Dining in Doha is a vibrant affair. A melting pot of cultures, the country has embraced many cuisines over the years. My culinary journey begins with a picturesque café on Aspire Park Road, called Sugar & Spice. In what feels like a scene straight out of Schitt’s Creek, the pastel-coloured, vintage-looking restaurant serves comforting dishes, including salads, burgers, pasta, and desserts. Turkey Central is a must-visit restaurant on Al Nasr Street. Always buzzing with people, it is one of the oldest barbecue establishments in the city.
Come here for the famous kebabs and kofte on tomato bread, accompanied by cold mezze and their signature creamy avocado juice. Continue with Middle Eastern fare at Damascus One in Souq Waqif. A traditional Syrian-specialty restaurant, it makes for a phenomenal dining experience amidst the bustling bazaar.
Pro tip: Visit Damascus on an empty stomach as the portions they serve are hearty and you’d regret wasting any of the food. For a fine-dining experience that you’d not easily forget, make a reservation at Jiwan, an Alain Ducasse restaurant located on the fourth floor of the National Museum of Qatar. Featuring a contemporary Qatari menu made from indigenous ingredients, the restaurant is inspired by the ancient Bedouin way of cooking. Together with the diner’s plush white-and-gold interiors, and open-air seating overlooking the Doha skyline, Jiwan makes for a meal to remember — as your trip for the FIFA World Cup should.
Laid-back and luxe
As much as Doha is an exciting destination for an engaging holiday, it is a great place to let your hair down too. You could explore one of the malls in the city. Families love exploring Villagio Mall, an expansive shopping and entertainment centre housing local favourites such as Carrefour as well as high-end designer brands. Like in any new city, I find strolling through the good-old market—Souq Waqif—truly charming. The oldest souq in Doha, it is the place to be to surf through and get your hands on the Qatari artefacts, jewellery, spices, and street food.
To unwind in a rather lavish manner, head straight to The Pearl, Qatar. A human-built island on Doha’s West Bay District, you’ll find the marinas in this part of the town lined with yachts, the hotels extravagant, and the vibe Mediterranean. Most discerning travellers choose to base themselves in The Pearl, at plush stay options such as The Ritz-Carlton, Doha, Marsa Malaz Kempinski, Four Seasons Hotel Doha, and more.
Even if you’re not staying at The Pearl, you could easily spend a day enjoying its coastal vibe with water sports such as kayaking and paddleboarding and sipping margaritas at a waterfront restaurant. However, save one last evening in Doha for a traditional dhow cruise that you can hire from the Corniche, a seven-kilometre-long waterfront promenade in Doha Bay. These days, it is also the spot for the exciting FIFA World Cup countdown clock.
Getting to Doha

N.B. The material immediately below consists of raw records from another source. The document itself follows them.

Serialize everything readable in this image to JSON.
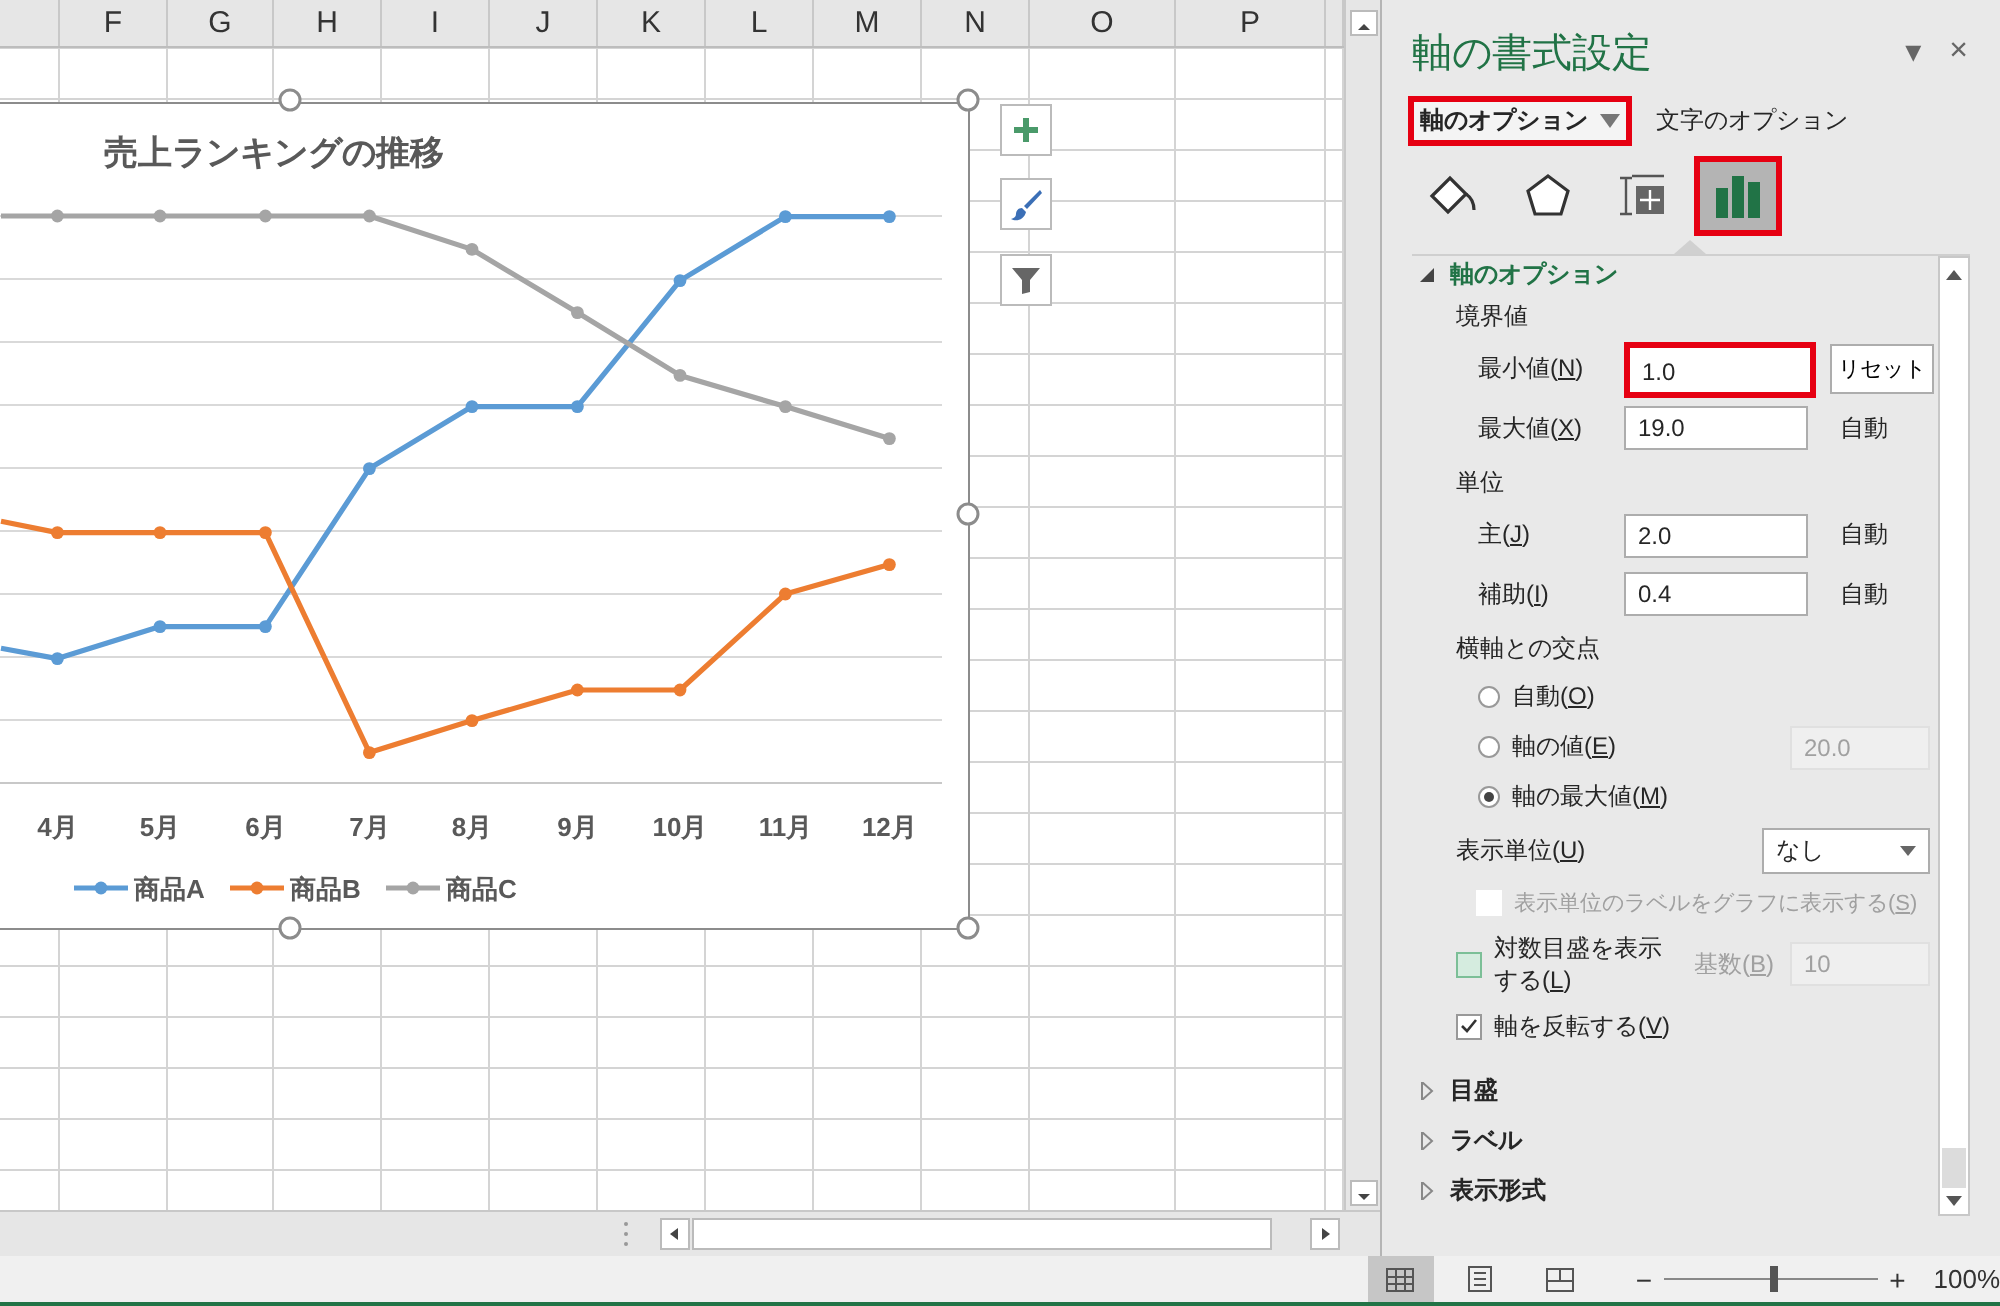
{
  "sheet": {
    "columns": [
      "",
      "F",
      "G",
      "H",
      "I",
      "J",
      "K",
      "L",
      "M",
      "N",
      "O",
      "P"
    ]
  },
  "chart": {
    "title": "売上ランキングの推移",
    "x_labels": [
      "4月",
      "5月",
      "6月",
      "7月",
      "8月",
      "9月",
      "10月",
      "11月",
      "12月"
    ],
    "legend": [
      {
        "name": "商品A",
        "color": "#5b9bd5"
      },
      {
        "name": "商品B",
        "color": "#ed7d31"
      },
      {
        "name": "商品C",
        "color": "#a5a5a5"
      }
    ]
  },
  "pane": {
    "title": "軸の書式設定",
    "menu_glyph": "▾",
    "close_glyph": "×",
    "tabs": [
      {
        "label": "軸のオプション",
        "selected": true,
        "highlighted": true
      },
      {
        "label": "文字のオプション",
        "selected": false,
        "highlighted": false
      }
    ],
    "icon_tabs": [
      {
        "kind": "fill",
        "selected": false,
        "highlighted": false
      },
      {
        "kind": "effects",
        "selected": false,
        "highlighted": false
      },
      {
        "kind": "size",
        "selected": false,
        "highlighted": false
      },
      {
        "kind": "options",
        "selected": true,
        "highlighted": true
      }
    ],
    "section": {
      "title": "軸のオプション",
      "expanded": true
    },
    "rows": [
      {
        "kind": "heading",
        "label": "境界値"
      },
      {
        "kind": "field",
        "label": "最小値(N)",
        "value": "1.0",
        "button": "リセット",
        "highlighted": true
      },
      {
        "kind": "field",
        "label": "最大値(X)",
        "value": "19.0",
        "note": "自動",
        "highlighted": false
      },
      {
        "kind": "heading",
        "label": "単位"
      },
      {
        "kind": "field",
        "label": "主(J)",
        "value": "2.0",
        "note": "自動",
        "highlighted": false
      },
      {
        "kind": "field",
        "label": "補助(I)",
        "value": "0.4",
        "note": "自動",
        "highlighted": false
      },
      {
        "kind": "heading",
        "label": "横軸との交点"
      },
      {
        "kind": "radio",
        "label": "自動(O)",
        "selected": false
      },
      {
        "kind": "radio",
        "label": "軸の値(E)",
        "selected": false,
        "value": "20.0"
      },
      {
        "kind": "radio",
        "label": "軸の最大値(M)",
        "selected": true
      },
      {
        "kind": "select",
        "label": "表示単位(U)",
        "value": "なし"
      },
      {
        "kind": "checkbox",
        "label": "表示単位のラベルをグラフに表示する(S)",
        "checked": false,
        "disabled": true
      },
      {
        "kind": "checkbox",
        "label": "対数目盛を表示する(L)",
        "checked": false,
        "disabled": false,
        "extra_label": "基数(B)",
        "value": "10"
      },
      {
        "kind": "checkbox",
        "label": "軸を反転する(V)",
        "checked": true,
        "disabled": false
      }
    ],
    "sections": [
      {
        "label": "目盛",
        "expanded": false
      },
      {
        "label": "ラベル",
        "expanded": false
      },
      {
        "label": "表示形式",
        "expanded": false
      }
    ]
  },
  "status_bar": {
    "views": [
      {
        "kind": "normal",
        "selected": true
      },
      {
        "kind": "layout",
        "selected": false
      },
      {
        "kind": "break",
        "selected": false
      }
    ],
    "zoom_out": "−",
    "zoom_in": "+",
    "zoom_level": {
      "level": 0.52
    },
    "zoom": "100%"
  }
}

Keen on touring Doha before heading to catch the FIFA World Cup? A number of airlines including Qatar Airways and Malaysian Airlines offer direct flights from Kuala Lumpur to Doha. The flight is around 7.5 hours.

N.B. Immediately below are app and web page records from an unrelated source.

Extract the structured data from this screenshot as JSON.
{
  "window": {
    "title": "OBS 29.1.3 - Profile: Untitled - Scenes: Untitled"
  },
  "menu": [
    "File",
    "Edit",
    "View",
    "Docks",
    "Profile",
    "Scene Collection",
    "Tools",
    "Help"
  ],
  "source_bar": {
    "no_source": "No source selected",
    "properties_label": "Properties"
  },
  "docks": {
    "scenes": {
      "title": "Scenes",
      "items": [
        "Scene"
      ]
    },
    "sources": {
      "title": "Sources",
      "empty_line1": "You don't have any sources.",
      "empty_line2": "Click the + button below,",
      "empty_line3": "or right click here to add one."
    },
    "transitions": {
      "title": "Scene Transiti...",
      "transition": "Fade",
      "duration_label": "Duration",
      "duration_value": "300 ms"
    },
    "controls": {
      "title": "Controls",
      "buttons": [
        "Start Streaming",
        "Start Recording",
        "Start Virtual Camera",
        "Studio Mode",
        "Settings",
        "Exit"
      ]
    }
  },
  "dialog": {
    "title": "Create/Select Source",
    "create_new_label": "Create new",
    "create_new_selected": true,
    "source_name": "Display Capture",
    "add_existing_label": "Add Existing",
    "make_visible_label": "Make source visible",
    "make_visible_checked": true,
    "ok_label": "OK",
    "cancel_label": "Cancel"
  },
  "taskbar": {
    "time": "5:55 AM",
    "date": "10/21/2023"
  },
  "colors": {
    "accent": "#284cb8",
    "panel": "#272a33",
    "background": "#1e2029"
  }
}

Stay in Doha
The Marsa Malaz Kempinski, The Pearl – Doha over the Arabian Gulf is a luxurious stay option, with ritzy rooms that come with views of either the Arabian Gulf or the man-made island of The Pearl Qatar. Ultra-lavish suites are also available if you’re looking to truly pamper yourself.
This story first appeared on Travel + Leisure India & South Asia